Larry, I'll say it again.
There is no, objective, non-advocated research that says that the method you cite works
. The science isn't there. The method's been around since 1928 and yet nobody has demonstrated any real
non-bs quackery that shows it to work.
Shooting and missing again.
Also, whilst chemo and radiotherapy do not always work and sometimes have significant side-effects, your '9/10' statistic has no citation at all. You need to cite it from a neutral source - not an advocacy group
. Go onto the BMJ or JSTOR and look up survival rates for - say - testicular cancer. If the figures are 9/10, I'll give it to you but right now you're just talking out of your arse.
Originally Posted by Jeff Almeyda
Bacterium is 100% correct here.
1. Anecdotal evidence is always biased due to the lack of a control group.

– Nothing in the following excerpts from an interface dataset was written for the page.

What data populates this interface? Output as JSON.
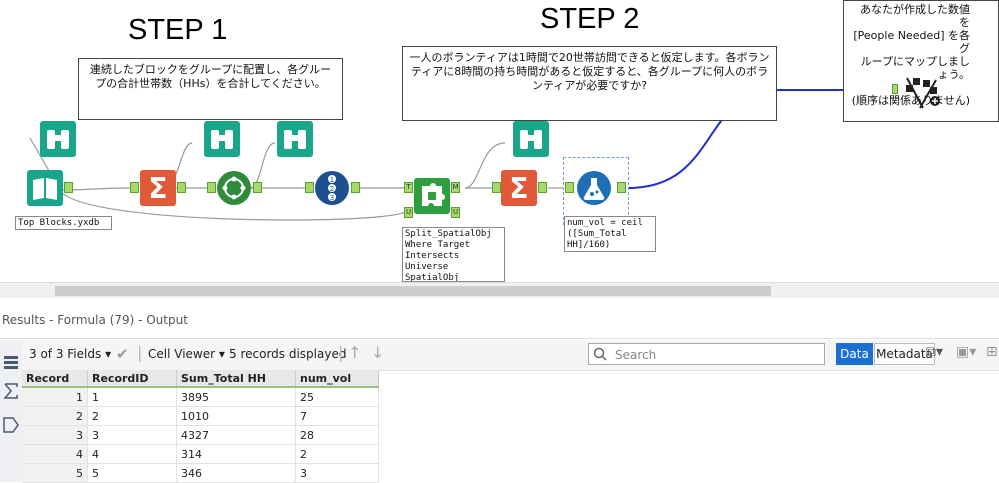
{
  "canvas": {
    "step1": "STEP 1",
    "step2": "STEP 2",
    "comment1": "連続したブロックをグループに配置し、各グループの合計世帯数（HHs）を合計してください。",
    "comment2": "一人のボランティアは1時間で20世帯訪問できると仮定します。各ボランティアに8時間の持ち時間があると仮定すると、各グループに何人のボランティアが必要ですか?",
    "comment3": "あなたが作成した数値を\n[People Needed] を各グ\nループにマップしましょう。\n\n(順序は関係ありません)",
    "input_label": "Top Blocks.yxdb",
    "spatial_label": "Split_SpatialObj\nWhere Target\nIntersects\nUniverse\nSpatialObj",
    "formula_label": "num_vol = ceil\n([Sum_Total\nHH]/160)",
    "anchor_T": "T",
    "anchor_U": "U",
    "anchor_M": "M",
    "anchor_U2": "U",
    "colors": {
      "browse": "#1aa68a",
      "summarize": "#e05a3a",
      "make_group": "#2e8b3a",
      "record_id": "#1d4f91",
      "spatial": "#2e9e3e",
      "formula": "#1d6fb8",
      "connection_blue": "#1f2fd0"
    }
  },
  "results": {
    "title": "Results - Formula (79) - Output",
    "fields": "3 of 3 Fields",
    "cell_viewer": "Cell Viewer",
    "records": "5 records displayed",
    "search_placeholder": "Search",
    "data_btn": "Data",
    "metadata_btn": "Metadata",
    "columns": [
      "Record",
      "RecordID",
      "Sum_Total HH",
      "num_vol"
    ],
    "rows": [
      [
        "1",
        "1",
        "3895",
        "25"
      ],
      [
        "2",
        "2",
        "1010",
        "7"
      ],
      [
        "3",
        "3",
        "4327",
        "28"
      ],
      [
        "4",
        "4",
        "314",
        "2"
      ],
      [
        "5",
        "5",
        "346",
        "3"
      ]
    ]
  }
}
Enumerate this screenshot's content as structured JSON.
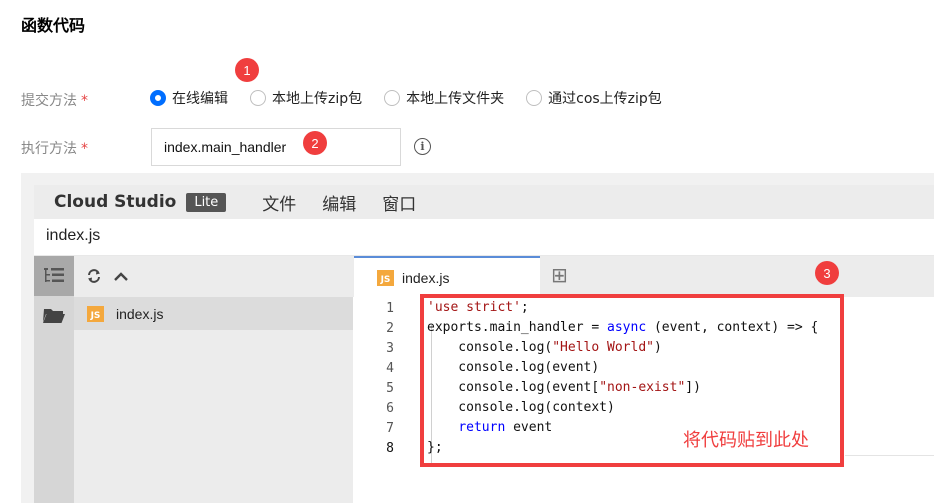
{
  "section": {
    "title": "函数代码"
  },
  "submit_method": {
    "label": "提交方法",
    "required_mark": "*",
    "options": [
      {
        "label": "在线编辑",
        "selected": true
      },
      {
        "label": "本地上传zip包",
        "selected": false
      },
      {
        "label": "本地上传文件夹",
        "selected": false
      },
      {
        "label": "通过cos上传zip包",
        "selected": false
      }
    ]
  },
  "exec_method": {
    "label": "执行方法",
    "required_mark": "*",
    "value": "index.main_handler",
    "info_icon": "i"
  },
  "badges": [
    "1",
    "2",
    "3"
  ],
  "ide": {
    "brand": "Cloud Studio",
    "brand_badge": "Lite",
    "menu": [
      "文件",
      "编辑",
      "窗口"
    ],
    "path": "index.js",
    "explorer_file": "index.js",
    "tab": "index.js",
    "js_icon_text": "JS",
    "add_tab_glyph": "⊞",
    "line_numbers": [
      "1",
      "2",
      "3",
      "4",
      "5",
      "6",
      "7",
      "8"
    ]
  },
  "annotation_note": "将代码贴到此处",
  "colors": {
    "accent": "#006eff",
    "annotation": "#f03e3e",
    "js_icon": "#f4a83d"
  }
}
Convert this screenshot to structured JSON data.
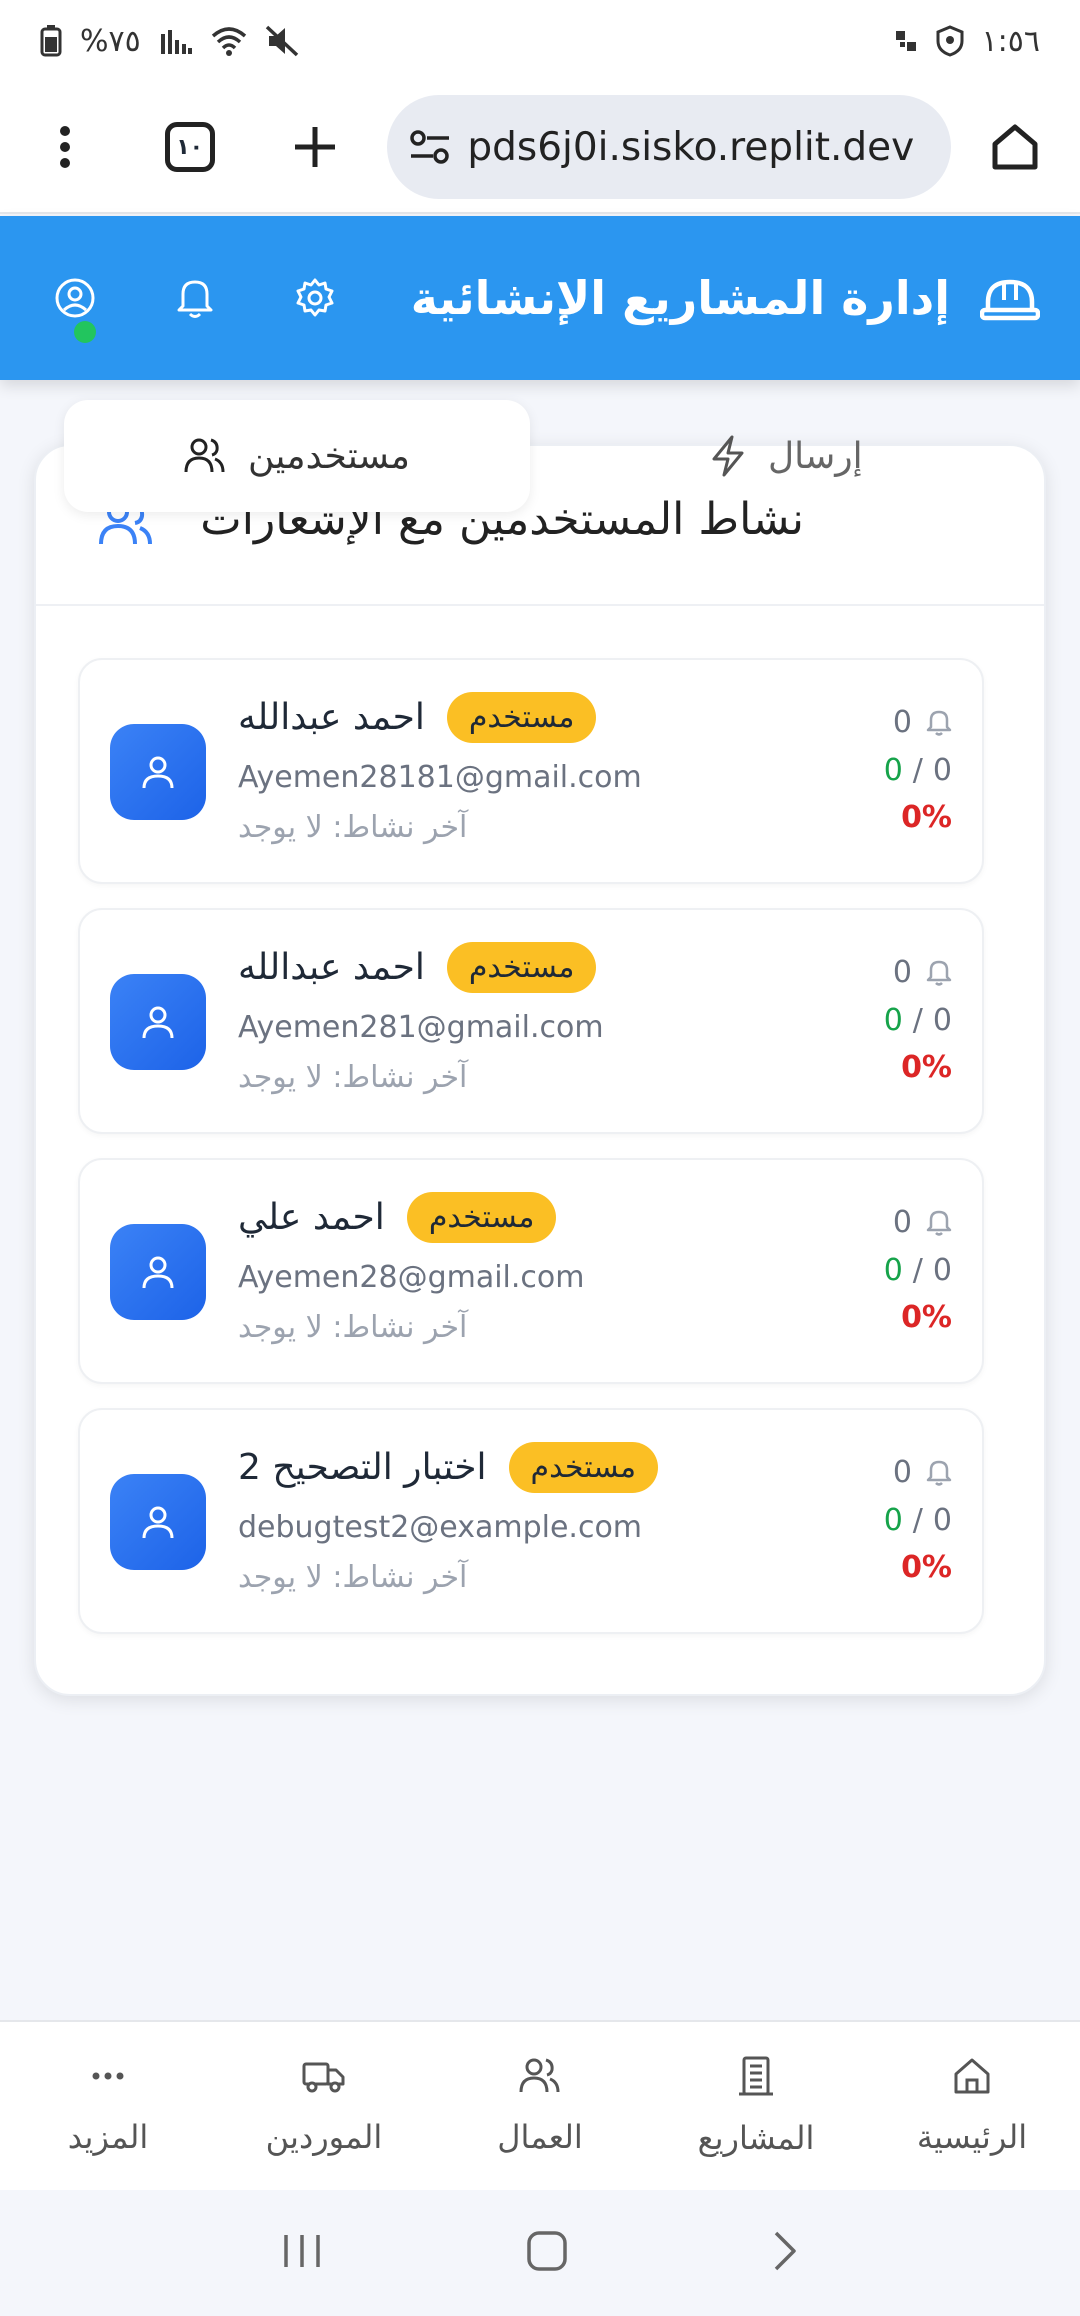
{
  "status_bar": {
    "time": "١:٥٦",
    "battery": "%٧٥"
  },
  "browser": {
    "url": "pds6j0i.sisko.replit.dev",
    "tab_count": "١٠"
  },
  "app_header": {
    "title": "إدارة المشاريع الإنشائية"
  },
  "card": {
    "title": "نشاط المستخدمين مع الإشعارات",
    "tabs": [
      {
        "label": "مستخدمين",
        "active": true
      },
      {
        "label": "إرسال",
        "active": false
      }
    ]
  },
  "users": [
    {
      "name": "احمد عبدالله",
      "role": "مستخدم",
      "email": "Ayemen28181@gmail.com",
      "last_activity": "آخر نشاط: لا يوجد",
      "notifications": "0",
      "done": "0",
      "total": "0",
      "separator": "/",
      "percent": "0%"
    },
    {
      "name": "احمد عبدالله",
      "role": "مستخدم",
      "email": "Ayemen281@gmail.com",
      "last_activity": "آخر نشاط: لا يوجد",
      "notifications": "0",
      "done": "0",
      "total": "0",
      "separator": "/",
      "percent": "0%"
    },
    {
      "name": "احمد علي",
      "role": "مستخدم",
      "email": "Ayemen28@gmail.com",
      "last_activity": "آخر نشاط: لا يوجد",
      "notifications": "0",
      "done": "0",
      "total": "0",
      "separator": "/",
      "percent": "0%"
    },
    {
      "name": "اختبار التصحيح 2",
      "role": "مستخدم",
      "email": "debugtest2@example.com",
      "last_activity": "آخر نشاط: لا يوجد",
      "notifications": "0",
      "done": "0",
      "total": "0",
      "separator": "/",
      "percent": "0%"
    }
  ],
  "bottom_nav": [
    {
      "label": "المزيد",
      "icon": "more-icon"
    },
    {
      "label": "الموردين",
      "icon": "truck-icon"
    },
    {
      "label": "العمال",
      "icon": "users-icon"
    },
    {
      "label": "المشاريع",
      "icon": "building-icon"
    },
    {
      "label": "الرئيسية",
      "icon": "home-icon"
    }
  ],
  "colors": {
    "header": "#2b96f0",
    "badge": "#fbbf24",
    "done": "#16a34a",
    "percent": "#dc2626",
    "avatar": "#2563eb",
    "online": "#22c55e"
  }
}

2. Extraordinary claims require an extraordinary level of proof. (Yes, you must be able to PROVE to me that wheatgrass cures leukemia)
Usually, when I apply those two simple rules in conjunction with the scientific method, I find that the quackery tends to fall away.
Thank you Jeff. Thank you very much.